"Our goal is to have the most professional UN police service possible. However, one cannot be a modern, professional police organization without encouraging equal participation of women and men," Ann-Marie Orler, the outgoing Police Adviser, told a news conference here.
A lawyer and police officer by training, Orler worked with the Swedish National Police for almost 20 years before joining the UN as Deputy Police Adviser in the Department of Peacekeeping Operations (DPKO) in 2008. She was promoted to Police Adviser in March 2010.
As the world body's "top cop," Orler oversaw a police force totalling some 12,398 personnel serving in 18 missions worldwide.
In 2009, the UN launched an initiative known as the "Global Effort" to increase the number of female police officers in its ranks to 20 percent by 2014.

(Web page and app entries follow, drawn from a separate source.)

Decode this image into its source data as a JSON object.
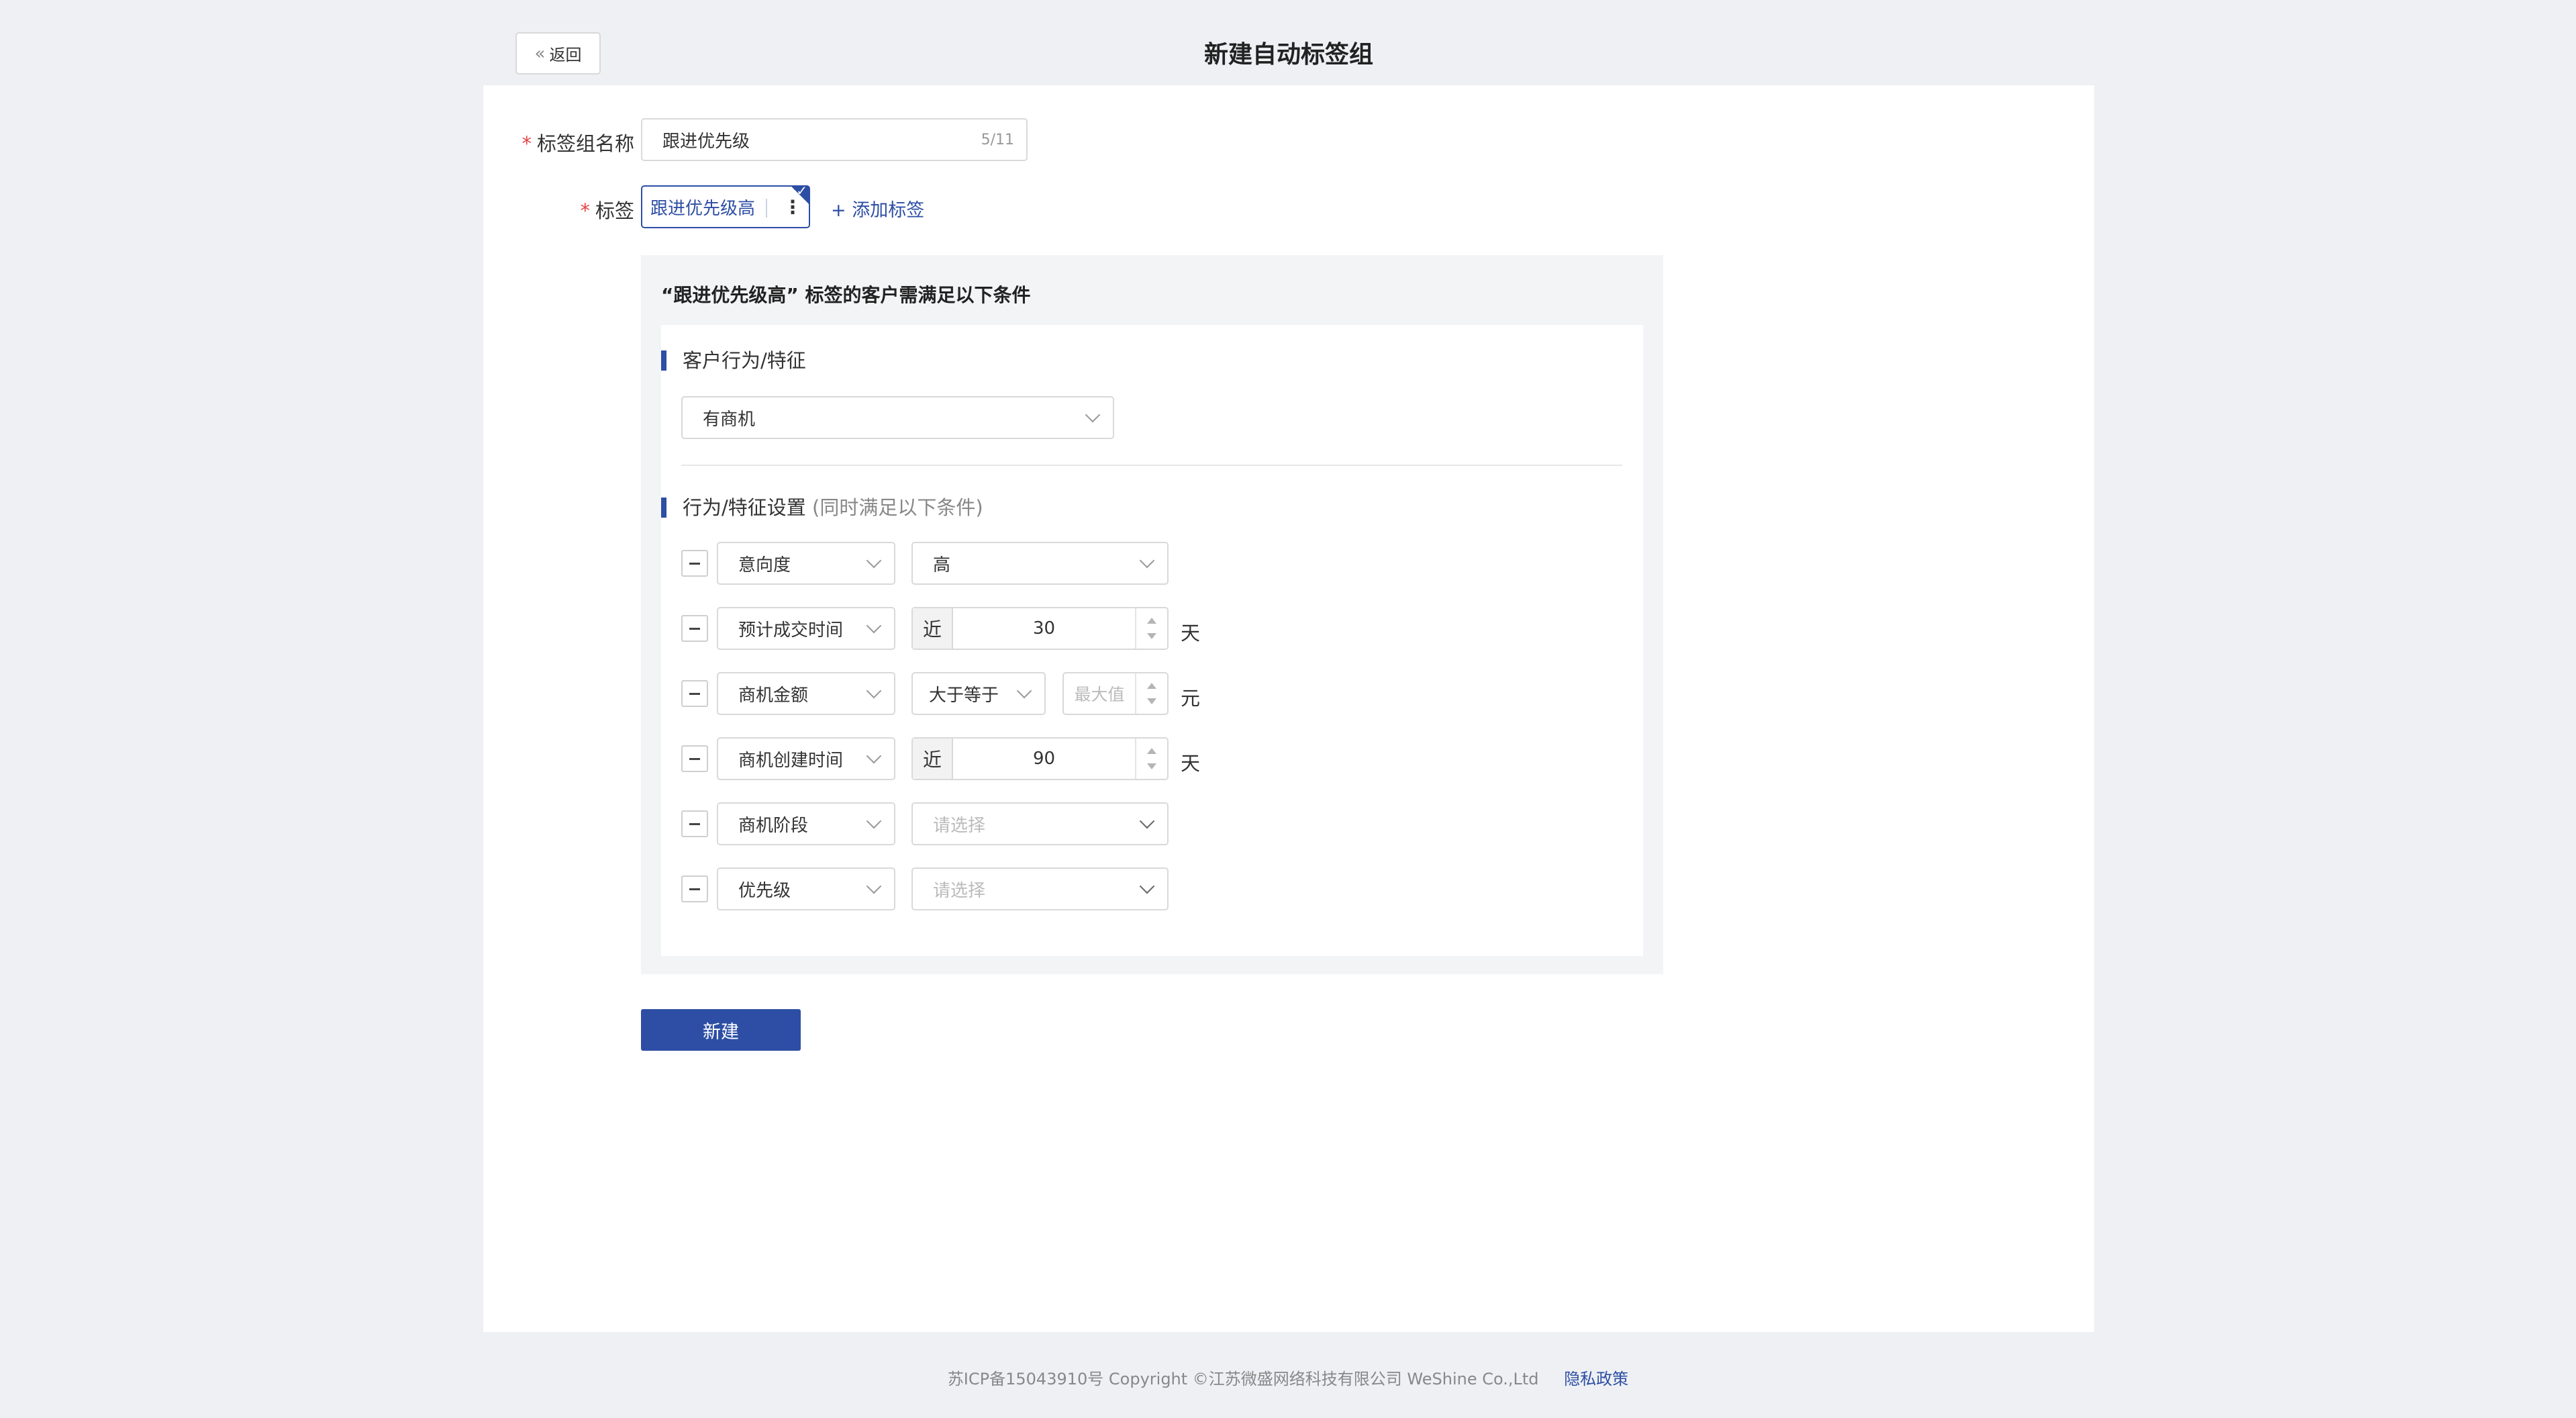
{
  "header": {
    "back_label": "返回",
    "back_chevron": "«",
    "title": "新建自动标签组"
  },
  "form": {
    "required_mark": "*",
    "name_label": "标签组名称",
    "name_value": "跟进优先级",
    "name_count": "5/11",
    "tag_label": "标签",
    "tags": [
      "跟进优先级高"
    ],
    "tag_kebab": "⋮",
    "tag_checkmark": "✓",
    "add_tag_label": "+ 添加标签"
  },
  "conditions": {
    "title": "“跟进优先级高” 标签的客户需满足以下条件",
    "behavior_section": "客户行为/特征",
    "behavior_select": "有商机",
    "settings_section": "行为/特征设置",
    "settings_hint": "(同时满足以下条件)",
    "rows": [
      {
        "field": "意向度",
        "value": "高"
      },
      {
        "field": "预计成交时间",
        "prefix": "近",
        "number": "30",
        "unit": "天"
      },
      {
        "field": "商机金额",
        "operator": "大于等于",
        "number_placeholder": "最大值",
        "unit": "元"
      },
      {
        "field": "商机创建时间",
        "prefix": "近",
        "number": "90",
        "unit": "天"
      },
      {
        "field": "商机阶段",
        "value_placeholder": "请选择"
      },
      {
        "field": "优先级",
        "value_placeholder": "请选择"
      }
    ]
  },
  "submit_label": "新建",
  "footer": {
    "text": "苏ICP备15043910号 Copyright ©江苏微盛网络科技有限公司 WeShine Co.,Ltd",
    "privacy_label": "隐私政策"
  },
  "colors": {
    "primary": "#2d4ea4",
    "required": "#e54545",
    "page_bg": "#eef0f4"
  }
}
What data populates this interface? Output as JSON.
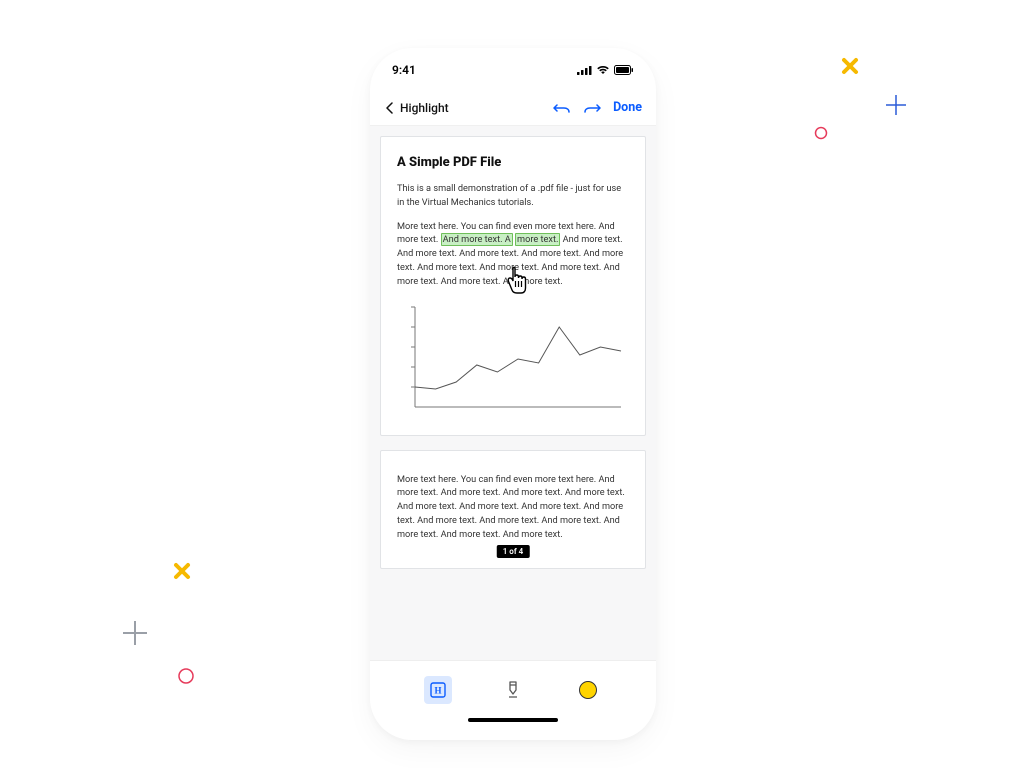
{
  "status": {
    "time": "9:41"
  },
  "nav": {
    "title": "Highlight",
    "done_label": "Done"
  },
  "doc": {
    "page1": {
      "heading": "A Simple PDF File",
      "intro": "This is a small demonstration of a .pdf file - just for use in the Virtual Mechanics tutorials.",
      "para_pre": "More text here. You can find even more text here. And more text. ",
      "hl1": "And more text. A",
      "mid": "  ",
      "hl2": "more text.",
      "para_post": " And more text. And more text. And more text. And more text. And more text. And more text. And more text. And more text. And more text. And more text. And more text."
    },
    "page2": {
      "para": "More text here. You can find even more text here. And more text. And more text. And more text. And more text. And more text. And more text. And more text. And more text. And more text. And more text. And more text. And more text. And more text. And more text."
    },
    "page_indicator": "1 of 4"
  },
  "toolbar": {
    "highlight_label": "H",
    "marker_label": "marker",
    "color": "#ffd400"
  },
  "chart_data": {
    "type": "line",
    "x": [
      0,
      1,
      2,
      3,
      4,
      5,
      6,
      7,
      8,
      9,
      10
    ],
    "y": [
      20,
      18,
      25,
      42,
      35,
      48,
      44,
      80,
      52,
      60,
      56
    ],
    "xlabel": "",
    "ylabel": "",
    "xlim": [
      0,
      10
    ],
    "ylim": [
      0,
      100
    ]
  }
}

"While we have increased our numbers in the past three and a half years, currently we remain at only 10 percent female officers," Orler reported. "Much more should be done. I again call upon all Member States to send us more highly-qualified women."
She noted that Rwanda, for example, just last month sent a contingent of 15 female officers to Cote D'Ivoire. Along with Bangladesh and India, Rwanda is one of the UN's top three police-contributing countries for female officers.
The Police Division, too, must do its part, she added. To that end, her office has recently engaged in a project to train and test at least 150 female officers on the UN minimum requirements for language, driving and firearms proficiency.
It is rolling out the project this year with the support of the United States Government.
In a recent interview with UN Radio ahead of her departure, Orler highlighted the critical role women police officers play in addressing the scourge of sexual and gender-based violence.
"In the context of peacekeeping we do have a lot of sexual and gender-based violence, and it's usually women and children who are the victims, and the perpetrators are very often a man in uniform," she stated. "So asking these women to trust another man in uniform is a little bit difficult. So female police officers have a possibility to reach out into villages to understand and learn more about what they have gone through, and to tell their stories, etc."
Orler added that women police officers are also role models for young women in the countries where the UN is carrying out peace operations.